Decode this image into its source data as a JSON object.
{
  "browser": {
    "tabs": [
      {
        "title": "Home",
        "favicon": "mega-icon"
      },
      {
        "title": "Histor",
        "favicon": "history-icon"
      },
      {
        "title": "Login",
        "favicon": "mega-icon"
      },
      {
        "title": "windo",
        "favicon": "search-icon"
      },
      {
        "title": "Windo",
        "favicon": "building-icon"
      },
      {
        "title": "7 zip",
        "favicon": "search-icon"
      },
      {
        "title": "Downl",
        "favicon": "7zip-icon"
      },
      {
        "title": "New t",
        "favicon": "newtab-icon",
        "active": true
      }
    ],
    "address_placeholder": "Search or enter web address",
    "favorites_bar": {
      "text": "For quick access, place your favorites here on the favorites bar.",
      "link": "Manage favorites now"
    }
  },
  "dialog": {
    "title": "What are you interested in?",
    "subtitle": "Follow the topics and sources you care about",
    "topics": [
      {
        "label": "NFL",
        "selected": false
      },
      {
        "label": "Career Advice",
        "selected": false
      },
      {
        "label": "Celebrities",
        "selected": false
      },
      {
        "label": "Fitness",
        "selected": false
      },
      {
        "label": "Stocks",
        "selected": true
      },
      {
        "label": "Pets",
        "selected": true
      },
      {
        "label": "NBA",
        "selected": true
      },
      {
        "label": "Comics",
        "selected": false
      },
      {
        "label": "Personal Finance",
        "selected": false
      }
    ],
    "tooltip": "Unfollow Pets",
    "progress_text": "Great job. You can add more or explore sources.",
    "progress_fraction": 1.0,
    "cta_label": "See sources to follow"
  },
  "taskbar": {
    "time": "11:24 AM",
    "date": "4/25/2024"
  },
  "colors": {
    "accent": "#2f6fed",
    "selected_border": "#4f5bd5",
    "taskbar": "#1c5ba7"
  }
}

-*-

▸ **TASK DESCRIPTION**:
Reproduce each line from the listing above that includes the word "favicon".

▸ **SOLUTION TO THIS TASK**:
        "favicon": "mega-icon"
        "favicon": "history-icon"
        "favicon": "mega-icon"
        "favicon": "search-icon"
        "favicon": "building-icon"
        "favicon": "search-icon"
        "favicon": "7zip-icon"
        "favicon": "newtab-icon",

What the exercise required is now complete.